In the world of rock n’ roll, they don’t come much more iconic than Chuck Berry. One of the most influential players of all time, the likes of John Lennon, Keith Richards and Angus Young owe an enormous debt of gratitude to Chuck and the legacy of music he created.
It goes without saying, then, that studying Chuck’s playing is about as fundamental a course in rock guitar as you can get.
Today, we’re highlighting three ways that you can achieve that classic Chuck Berry sound.
Bust out the Double Stops
Chuck Berry’s use of double stops (or dyads for the formalists out there) is a major component in his instantly recognizable lead playing style.
For those that don’t know, a double stop is nothing more than two notes played at the same time. In effect, it’s somewhere between a single note and a chord, which is three more notes. They can be played on adjacent or non-adjacent strings, though Chuck’s double stops were almost always adjacent.
When Chuck used them, it had the effect of putting more power behind his lead licks, making them sound bolder and more forceful than a single note equivalent.
If you want to hear what I’m talking about, check out the use of double stops in the intro to “Johnny B Goode.” Here, they really pack a punch, creating one of rock n’ roll’s most iconic moments in the process. Oh, and one more thing; always aim for clarity when using these to maximize their impact, especially when you’re moving through the different strings.
Milk Those Bends
A full bend followed by a double stop is a quintessential Chuck Berry move, and one that’s been emulated by countless Berry disciples (Particularly AC/DC’s Angus Young, who uses this lick liberally).
Throwing these in as a great way to add a bit of lyricism in between the punch of the double stops; in this case, it’s the bends that make the guitar “talk.”
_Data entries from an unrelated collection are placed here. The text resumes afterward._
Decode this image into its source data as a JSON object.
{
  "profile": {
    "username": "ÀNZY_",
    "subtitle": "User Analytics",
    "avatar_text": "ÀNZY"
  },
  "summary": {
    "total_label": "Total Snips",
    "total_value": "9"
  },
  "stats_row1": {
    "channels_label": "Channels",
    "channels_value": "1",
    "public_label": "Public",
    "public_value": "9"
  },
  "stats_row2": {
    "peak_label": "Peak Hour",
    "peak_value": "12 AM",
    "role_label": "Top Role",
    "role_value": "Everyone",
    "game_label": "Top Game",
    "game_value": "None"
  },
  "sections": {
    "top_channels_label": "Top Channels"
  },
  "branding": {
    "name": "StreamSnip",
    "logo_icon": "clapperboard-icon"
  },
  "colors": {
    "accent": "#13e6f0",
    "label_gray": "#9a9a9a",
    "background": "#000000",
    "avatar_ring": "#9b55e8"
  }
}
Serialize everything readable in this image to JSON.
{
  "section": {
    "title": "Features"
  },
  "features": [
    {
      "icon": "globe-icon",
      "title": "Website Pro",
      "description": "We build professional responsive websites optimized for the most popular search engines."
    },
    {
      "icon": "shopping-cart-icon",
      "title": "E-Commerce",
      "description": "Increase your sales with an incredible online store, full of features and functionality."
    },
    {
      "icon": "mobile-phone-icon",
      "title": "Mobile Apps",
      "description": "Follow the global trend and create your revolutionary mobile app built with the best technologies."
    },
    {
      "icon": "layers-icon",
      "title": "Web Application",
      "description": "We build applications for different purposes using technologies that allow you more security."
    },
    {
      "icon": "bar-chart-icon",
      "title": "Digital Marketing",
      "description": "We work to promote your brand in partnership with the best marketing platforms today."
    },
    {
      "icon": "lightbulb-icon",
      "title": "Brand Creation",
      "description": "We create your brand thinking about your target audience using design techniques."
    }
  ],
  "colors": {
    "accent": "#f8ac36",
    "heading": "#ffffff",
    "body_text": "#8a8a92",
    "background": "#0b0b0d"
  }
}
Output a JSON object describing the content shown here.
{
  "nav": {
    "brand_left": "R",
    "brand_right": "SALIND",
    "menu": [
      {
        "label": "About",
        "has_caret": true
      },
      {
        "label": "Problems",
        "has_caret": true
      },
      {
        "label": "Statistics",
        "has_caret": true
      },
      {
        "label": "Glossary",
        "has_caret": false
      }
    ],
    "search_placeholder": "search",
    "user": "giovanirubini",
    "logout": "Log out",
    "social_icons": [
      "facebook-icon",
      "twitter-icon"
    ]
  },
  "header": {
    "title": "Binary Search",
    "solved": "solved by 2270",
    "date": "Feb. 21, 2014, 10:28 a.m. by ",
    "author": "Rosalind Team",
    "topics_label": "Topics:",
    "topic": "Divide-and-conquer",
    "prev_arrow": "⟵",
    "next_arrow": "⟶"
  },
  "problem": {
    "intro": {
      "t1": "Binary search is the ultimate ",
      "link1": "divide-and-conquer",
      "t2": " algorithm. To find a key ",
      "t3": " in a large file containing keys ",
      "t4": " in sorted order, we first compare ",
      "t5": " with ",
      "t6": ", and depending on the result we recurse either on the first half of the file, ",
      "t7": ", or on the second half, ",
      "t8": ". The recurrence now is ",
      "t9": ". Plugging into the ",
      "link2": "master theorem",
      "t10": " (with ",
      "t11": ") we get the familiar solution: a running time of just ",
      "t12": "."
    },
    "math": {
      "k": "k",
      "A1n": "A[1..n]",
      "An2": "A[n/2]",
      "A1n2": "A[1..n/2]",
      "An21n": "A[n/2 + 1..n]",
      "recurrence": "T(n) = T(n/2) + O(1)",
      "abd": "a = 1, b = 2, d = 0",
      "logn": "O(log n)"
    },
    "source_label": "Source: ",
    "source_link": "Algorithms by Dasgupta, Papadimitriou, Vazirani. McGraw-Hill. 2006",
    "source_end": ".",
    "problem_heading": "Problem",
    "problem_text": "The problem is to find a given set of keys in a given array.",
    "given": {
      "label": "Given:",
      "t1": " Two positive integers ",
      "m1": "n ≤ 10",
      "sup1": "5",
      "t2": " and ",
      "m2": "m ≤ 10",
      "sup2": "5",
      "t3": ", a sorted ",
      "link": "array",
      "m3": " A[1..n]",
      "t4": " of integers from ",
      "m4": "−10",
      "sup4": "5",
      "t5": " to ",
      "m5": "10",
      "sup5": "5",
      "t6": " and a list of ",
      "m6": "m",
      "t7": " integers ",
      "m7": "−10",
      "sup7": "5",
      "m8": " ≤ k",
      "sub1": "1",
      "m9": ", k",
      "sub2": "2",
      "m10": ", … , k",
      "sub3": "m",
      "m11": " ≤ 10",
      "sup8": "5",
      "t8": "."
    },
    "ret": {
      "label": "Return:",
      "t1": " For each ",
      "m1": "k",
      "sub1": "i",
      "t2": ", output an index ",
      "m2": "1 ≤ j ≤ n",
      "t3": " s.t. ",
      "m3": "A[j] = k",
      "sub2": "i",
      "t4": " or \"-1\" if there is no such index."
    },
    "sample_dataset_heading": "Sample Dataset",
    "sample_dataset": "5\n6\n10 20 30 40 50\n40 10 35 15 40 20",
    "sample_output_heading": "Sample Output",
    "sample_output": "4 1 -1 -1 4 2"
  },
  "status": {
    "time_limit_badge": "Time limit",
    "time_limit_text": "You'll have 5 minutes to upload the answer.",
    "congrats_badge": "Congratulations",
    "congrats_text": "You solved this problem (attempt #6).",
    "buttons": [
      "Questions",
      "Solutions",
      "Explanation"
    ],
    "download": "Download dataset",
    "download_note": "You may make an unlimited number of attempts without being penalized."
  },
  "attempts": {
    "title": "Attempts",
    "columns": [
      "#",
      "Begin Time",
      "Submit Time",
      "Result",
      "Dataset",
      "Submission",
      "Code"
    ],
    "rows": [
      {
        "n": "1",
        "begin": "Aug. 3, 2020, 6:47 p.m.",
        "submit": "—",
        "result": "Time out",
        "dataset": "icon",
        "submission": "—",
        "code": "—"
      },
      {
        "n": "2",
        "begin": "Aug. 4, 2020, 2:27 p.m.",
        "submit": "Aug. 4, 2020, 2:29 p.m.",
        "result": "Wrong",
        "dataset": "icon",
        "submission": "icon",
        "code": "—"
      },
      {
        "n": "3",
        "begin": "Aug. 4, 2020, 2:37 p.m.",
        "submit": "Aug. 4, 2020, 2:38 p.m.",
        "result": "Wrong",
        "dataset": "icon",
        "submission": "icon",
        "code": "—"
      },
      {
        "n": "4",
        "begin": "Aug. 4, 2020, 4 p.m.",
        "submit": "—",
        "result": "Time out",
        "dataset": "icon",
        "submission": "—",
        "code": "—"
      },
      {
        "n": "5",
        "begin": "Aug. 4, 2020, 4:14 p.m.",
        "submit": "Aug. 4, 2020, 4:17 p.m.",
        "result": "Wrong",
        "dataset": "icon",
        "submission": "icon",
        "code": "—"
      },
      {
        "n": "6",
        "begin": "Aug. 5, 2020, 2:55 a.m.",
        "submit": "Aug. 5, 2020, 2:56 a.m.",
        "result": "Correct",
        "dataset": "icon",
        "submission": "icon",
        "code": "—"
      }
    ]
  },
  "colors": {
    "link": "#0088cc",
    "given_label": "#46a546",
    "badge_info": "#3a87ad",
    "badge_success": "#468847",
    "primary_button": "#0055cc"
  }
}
The thing to remember here though is that you want to make sure that the following double stop doesn’t ring out. Keeping it staccato is part of what drives the solo and helps maintain the Chuck Berry vibe.
Brush Up on Your Augmented Chords
Chuck Berry was a fan of throwing in an occasional augmented chord to add a bit of drama to a track. A classic example is the introduction of “No Particular Place to Go” where Berry opens with a flurry of D Augmented 7th chords before charging into the main rhythm part.
The dissonance of the D Aug. 7th creates tension, which Chuck emphasizes by holding that final strike before resolving it with the G chord that follows the line “eidin’ along in my automobile.”
The D Aug. 7th that Chuck played here is actually voiced differently to usual, and is a variation on the E shape barre chord. To replicate it, play an E shape barre at the 10th fret with your pinkie and ring fingers on the 13th frets of the B and A strings respectively.
What’s your favourite Chuck Berry moment? Did you ever see him live? As always, Share your stories in the comments!
Cal Jam doesn’t get the same love as festivals like Monterey Pop or Woodstock. Maybe it’s because it doesn’t have the late ‘60s countercultural cred, happening a full five years after the summer of love reached its peak. Maybe it’s because it was staged to be filmed for television (as part of ABC’s legendary “In Concert” series). Why do I love California Jam so much? It is because it established the record for the largest concert sound system ever assembled? Was it because it featured the first ever appearance of the Good Year blimp at a music festival?
Guitar lessons eventually followed. But, classical guitar didn’t grab me in the same way that my own freeform compositions had. Firstly, I didn’t know any of the songs I was supposed to be learning. Secondly, it required the kind of co-ordination and finger dexterity that I was – at that time at least – far too impatient to master. “I read somewhere that there are these things you can use to hit the strings so you don’t have to use your fingers. I think they began with a P,” I once told my guitar teacher. “The thing that begins with a P is called practice,” he replied. He was right, of course, but that didn’t mean I wanted to hear it.
This week, to satisfy my yearning for live music, I’ve taken a deep dive into my record collection and rediscovered some live favourites. Given how much joy I’ve got out of these records, I thought I’d share them with you today. Putting together this list, I’ve tried to take the road less travelled. I didn’t want to put together a list of classic live albums that everyone already knows like the back of their hand. Instead, my three picks serve as alternatives to some of those classic albums, offering a new look at some legendary bands.